If I consider it likely that aliens created copies of me which are just like Earth-me but are going to see something completely different in the next hour, then it seems entirely rational for me to seriously consider the possibility that I’m not on Earth (and that therefore I am going to see weird things in the next hour). On the other hand, as you correctly observe in the part about importance weighing, if Earth-me has a much better chance of having large impact than the other copies, then I should behave as if I am Earth-me. This doesn’t require defining an importance weighing by hand. It is enough that the agent is a consequentialist with the correct utility function.
The above reasoning doesn’t really solve the problem, but rather moves it to a different place. How do we construct a consequentialist with the correct utility function? IMO, it is plausible that this can be solved using something like IRL. However, then we fall into the trap again. In IRL, the utility function is inferred by observing a “teacher” agent. If the aliens can pervert the agent’s predictions concerning the teacher agent, they can pervert the utility function.
I think it is useful to think of the problem as having two tiers: In the first tier, we need to make sure the posterior probability of the correct hypothesis is in the same ballpark as the probabilities of the malicious hypotheses. In the second tier, we need to correctly deal with uncertainty assuming both the correct and the malicious hypotheses appear with non-negligible weights in the posterior.
To address the first tier, we need something like an anthropic update. Defining the anthropic update is tricky but we can address it indirectly by (i) allowing the agent to use its own source code with low weight in the complexity count; this way hypotheses of the form “look for a pointer in spacetime where this source code exists” become much simpler and maybe (ii) providing models of physics or even the agent’s bridge rules that again can be used without a large complexity penalty.

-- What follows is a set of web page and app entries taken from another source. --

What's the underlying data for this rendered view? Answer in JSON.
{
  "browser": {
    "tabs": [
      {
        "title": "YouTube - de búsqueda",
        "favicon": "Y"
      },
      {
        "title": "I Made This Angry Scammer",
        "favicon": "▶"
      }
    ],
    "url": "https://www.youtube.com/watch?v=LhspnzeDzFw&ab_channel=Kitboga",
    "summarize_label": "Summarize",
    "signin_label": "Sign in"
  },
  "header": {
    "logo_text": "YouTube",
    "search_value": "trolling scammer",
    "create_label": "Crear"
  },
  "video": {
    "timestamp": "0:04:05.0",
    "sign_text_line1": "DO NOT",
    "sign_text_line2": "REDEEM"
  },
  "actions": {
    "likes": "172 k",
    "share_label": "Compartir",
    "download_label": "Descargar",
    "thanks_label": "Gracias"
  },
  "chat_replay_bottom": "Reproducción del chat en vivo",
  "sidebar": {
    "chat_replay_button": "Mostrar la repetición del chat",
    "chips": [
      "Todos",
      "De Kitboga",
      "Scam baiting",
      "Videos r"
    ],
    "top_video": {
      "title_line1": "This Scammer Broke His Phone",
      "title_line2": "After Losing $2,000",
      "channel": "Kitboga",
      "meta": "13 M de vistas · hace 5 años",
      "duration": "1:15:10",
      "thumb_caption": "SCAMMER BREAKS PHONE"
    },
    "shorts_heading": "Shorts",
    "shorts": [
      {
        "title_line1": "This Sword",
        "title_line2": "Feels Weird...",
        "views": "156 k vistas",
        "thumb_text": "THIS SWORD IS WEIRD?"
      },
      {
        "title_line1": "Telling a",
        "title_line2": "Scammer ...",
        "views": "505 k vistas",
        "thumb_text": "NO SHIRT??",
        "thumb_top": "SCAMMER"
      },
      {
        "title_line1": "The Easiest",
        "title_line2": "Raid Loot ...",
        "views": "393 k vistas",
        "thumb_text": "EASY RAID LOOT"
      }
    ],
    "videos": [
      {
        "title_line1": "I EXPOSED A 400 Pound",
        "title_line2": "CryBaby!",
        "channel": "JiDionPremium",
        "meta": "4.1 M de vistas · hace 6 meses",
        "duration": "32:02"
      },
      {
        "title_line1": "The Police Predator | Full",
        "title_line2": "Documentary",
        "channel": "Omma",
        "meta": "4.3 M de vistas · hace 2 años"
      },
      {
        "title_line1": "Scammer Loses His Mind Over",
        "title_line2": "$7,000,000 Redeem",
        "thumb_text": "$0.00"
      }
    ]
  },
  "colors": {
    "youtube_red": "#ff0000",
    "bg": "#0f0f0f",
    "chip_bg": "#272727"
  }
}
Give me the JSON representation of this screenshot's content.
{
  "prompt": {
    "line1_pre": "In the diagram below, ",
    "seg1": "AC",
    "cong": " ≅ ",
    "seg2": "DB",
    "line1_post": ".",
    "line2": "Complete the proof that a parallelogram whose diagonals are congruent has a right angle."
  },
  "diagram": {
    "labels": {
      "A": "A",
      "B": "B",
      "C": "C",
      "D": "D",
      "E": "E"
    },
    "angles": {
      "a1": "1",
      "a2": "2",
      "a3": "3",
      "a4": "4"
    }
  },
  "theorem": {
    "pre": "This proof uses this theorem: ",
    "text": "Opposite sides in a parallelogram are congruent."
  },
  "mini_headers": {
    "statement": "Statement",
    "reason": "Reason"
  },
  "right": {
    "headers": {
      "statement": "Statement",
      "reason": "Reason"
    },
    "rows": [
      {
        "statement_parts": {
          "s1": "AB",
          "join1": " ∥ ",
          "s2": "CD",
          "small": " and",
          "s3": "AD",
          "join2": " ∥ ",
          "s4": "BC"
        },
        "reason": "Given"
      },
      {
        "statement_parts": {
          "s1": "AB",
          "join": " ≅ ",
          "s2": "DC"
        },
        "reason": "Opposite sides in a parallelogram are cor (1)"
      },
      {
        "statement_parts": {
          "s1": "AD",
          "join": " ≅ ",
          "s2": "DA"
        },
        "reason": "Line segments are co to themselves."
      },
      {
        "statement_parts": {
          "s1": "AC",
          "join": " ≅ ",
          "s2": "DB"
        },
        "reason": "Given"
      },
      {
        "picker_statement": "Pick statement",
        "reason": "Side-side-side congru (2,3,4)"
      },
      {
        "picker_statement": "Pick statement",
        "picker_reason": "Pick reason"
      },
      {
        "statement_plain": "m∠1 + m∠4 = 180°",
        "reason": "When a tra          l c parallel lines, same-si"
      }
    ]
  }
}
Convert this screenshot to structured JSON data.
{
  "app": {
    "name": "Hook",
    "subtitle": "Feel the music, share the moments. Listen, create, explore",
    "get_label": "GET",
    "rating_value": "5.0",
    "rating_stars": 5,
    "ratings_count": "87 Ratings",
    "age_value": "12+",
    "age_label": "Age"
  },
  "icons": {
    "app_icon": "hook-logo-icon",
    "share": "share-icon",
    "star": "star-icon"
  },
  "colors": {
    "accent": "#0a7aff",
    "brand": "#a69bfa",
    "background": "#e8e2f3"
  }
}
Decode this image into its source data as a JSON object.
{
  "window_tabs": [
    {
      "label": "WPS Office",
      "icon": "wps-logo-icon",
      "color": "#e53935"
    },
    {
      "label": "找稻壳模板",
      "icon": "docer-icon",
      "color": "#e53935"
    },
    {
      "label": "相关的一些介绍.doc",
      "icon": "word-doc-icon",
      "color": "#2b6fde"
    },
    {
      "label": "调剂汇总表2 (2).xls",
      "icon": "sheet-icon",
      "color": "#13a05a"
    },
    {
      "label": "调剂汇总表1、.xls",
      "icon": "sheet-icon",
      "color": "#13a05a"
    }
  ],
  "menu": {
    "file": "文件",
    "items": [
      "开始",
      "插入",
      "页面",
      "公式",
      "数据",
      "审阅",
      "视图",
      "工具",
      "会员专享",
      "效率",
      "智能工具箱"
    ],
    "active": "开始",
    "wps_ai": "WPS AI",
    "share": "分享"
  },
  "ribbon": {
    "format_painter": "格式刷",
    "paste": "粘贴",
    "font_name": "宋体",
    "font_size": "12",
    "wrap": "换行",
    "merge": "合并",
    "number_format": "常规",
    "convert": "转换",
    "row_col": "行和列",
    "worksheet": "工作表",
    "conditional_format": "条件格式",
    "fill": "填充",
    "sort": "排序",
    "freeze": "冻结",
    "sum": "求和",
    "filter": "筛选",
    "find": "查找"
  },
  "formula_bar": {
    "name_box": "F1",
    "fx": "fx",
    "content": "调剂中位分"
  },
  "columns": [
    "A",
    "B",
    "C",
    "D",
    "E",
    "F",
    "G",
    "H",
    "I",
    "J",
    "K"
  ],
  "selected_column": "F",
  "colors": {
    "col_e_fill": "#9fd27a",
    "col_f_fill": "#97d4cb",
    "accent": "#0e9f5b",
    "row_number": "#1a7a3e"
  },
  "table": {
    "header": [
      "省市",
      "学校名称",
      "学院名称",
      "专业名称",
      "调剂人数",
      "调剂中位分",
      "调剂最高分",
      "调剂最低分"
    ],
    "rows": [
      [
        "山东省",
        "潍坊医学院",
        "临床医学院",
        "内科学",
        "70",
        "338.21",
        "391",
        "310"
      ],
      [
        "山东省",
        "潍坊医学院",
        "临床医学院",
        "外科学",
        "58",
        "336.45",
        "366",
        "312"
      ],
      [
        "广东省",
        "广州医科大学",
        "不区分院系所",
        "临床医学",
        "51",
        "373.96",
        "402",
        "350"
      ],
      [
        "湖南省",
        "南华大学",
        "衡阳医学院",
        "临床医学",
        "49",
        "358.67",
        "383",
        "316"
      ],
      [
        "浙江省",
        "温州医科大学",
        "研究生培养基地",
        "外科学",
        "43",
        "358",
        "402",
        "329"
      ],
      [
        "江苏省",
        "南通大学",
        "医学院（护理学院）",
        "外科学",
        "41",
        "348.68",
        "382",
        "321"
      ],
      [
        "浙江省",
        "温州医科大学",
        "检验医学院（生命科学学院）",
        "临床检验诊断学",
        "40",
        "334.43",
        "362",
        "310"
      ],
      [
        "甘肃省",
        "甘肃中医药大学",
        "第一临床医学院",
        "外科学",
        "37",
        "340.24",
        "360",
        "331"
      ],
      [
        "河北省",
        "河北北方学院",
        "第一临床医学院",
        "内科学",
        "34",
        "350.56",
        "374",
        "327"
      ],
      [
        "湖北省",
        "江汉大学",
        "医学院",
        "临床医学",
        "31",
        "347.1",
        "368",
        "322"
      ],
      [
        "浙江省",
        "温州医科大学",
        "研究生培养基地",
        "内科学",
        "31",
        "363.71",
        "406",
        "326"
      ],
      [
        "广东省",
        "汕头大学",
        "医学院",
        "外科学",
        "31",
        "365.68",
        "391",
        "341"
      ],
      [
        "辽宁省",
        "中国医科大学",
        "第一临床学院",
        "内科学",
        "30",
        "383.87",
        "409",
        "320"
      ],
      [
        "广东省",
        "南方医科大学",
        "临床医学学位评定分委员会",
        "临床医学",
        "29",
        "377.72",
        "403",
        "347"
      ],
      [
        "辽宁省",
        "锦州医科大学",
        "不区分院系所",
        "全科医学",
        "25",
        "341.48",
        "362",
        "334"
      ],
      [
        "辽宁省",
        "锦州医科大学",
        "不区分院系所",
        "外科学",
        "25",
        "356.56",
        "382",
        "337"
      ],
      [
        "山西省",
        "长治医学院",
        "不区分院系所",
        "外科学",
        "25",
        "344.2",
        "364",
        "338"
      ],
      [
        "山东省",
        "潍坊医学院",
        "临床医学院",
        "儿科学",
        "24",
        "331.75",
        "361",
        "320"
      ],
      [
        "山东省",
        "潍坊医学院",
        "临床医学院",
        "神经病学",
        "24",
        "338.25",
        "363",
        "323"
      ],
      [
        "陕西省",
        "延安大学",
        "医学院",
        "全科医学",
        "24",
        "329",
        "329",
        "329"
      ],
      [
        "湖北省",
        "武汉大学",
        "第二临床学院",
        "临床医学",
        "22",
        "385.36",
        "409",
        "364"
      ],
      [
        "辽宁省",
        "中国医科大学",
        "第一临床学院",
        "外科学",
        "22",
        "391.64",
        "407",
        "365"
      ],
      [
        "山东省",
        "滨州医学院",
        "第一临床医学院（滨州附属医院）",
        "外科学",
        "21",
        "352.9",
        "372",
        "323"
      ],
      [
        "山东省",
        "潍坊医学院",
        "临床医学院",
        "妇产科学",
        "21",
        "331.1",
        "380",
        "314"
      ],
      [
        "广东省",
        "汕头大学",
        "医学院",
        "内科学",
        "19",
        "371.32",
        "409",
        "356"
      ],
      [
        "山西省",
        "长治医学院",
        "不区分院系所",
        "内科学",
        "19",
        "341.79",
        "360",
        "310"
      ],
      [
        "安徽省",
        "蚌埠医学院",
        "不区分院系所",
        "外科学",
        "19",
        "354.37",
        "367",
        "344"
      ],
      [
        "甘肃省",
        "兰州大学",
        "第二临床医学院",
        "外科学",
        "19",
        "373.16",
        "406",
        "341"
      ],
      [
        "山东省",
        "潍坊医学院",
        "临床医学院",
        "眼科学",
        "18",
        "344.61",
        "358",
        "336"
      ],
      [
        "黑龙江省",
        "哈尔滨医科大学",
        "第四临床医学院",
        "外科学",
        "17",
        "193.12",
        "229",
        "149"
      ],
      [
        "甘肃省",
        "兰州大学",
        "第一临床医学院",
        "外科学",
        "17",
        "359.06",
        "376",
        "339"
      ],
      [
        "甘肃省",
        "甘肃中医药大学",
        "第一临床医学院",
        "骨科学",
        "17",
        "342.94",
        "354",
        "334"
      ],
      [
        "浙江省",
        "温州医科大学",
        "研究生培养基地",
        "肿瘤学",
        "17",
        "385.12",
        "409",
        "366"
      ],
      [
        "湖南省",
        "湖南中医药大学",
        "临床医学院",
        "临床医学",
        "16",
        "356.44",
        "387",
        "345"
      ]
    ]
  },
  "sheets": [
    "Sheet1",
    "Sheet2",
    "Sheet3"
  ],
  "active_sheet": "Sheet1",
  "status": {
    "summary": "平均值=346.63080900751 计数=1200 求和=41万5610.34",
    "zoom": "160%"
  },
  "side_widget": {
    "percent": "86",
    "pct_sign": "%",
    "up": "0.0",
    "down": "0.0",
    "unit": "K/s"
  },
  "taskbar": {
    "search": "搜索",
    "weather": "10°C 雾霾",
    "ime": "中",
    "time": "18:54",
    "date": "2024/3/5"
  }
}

To address the second tier, we can try to create a version of IRL that extracts instrumental values. That is, consider the agent’s beliefs about the teacher’s behavior at time t. For some values of t, the agent has high certainty because both the correct and the malicious hypotheses coincide. For other values of t, these hypotheses diverge and uncertainty results. Importantly, the latter case cannot happen for all values of t all the time, since each time the teacher’s behavior on a “problematic” t is observed, the malicious hypothesis is penalized. Presumably, the attackers will design the malicious hypothesis to diverge from the correct hypothesis only for sufficiently late values of t, so that we cannot mount a defense just by having a large time span of passive observation. Now, imagine that you are running IRL while constraining the time discount function so that times with high uncertainty are strongly discounted. I consider it plausible that such a procedure can learn the instrumental goals of the teacher for the time span in which uncertainty is low. Optimizing for these instrumental goals should lead to desirable behavior (modulo other problems that are orthogonal to this acausal attack).
Agree that IRL doesn’t solve this problem (it just bumps it to another level).
The second tier thing sounds a lot like KWIK learning. I think this is a decent approach if we’re fine with only learning instrumental goals and are using a bootstrapping procedure.
KWIK learning is definitely related in the sense that we want to follow a “conservative” policy that is risk averse w.r.t. its uncertainty regarding the utility function, which is similar to how KWIK learning doesn’t produce labels about which it is uncertain. Btw, do you know which of the open problems in the Li-Littman-Walsh paper are solved by now?
I don’t know which open problems have been solved.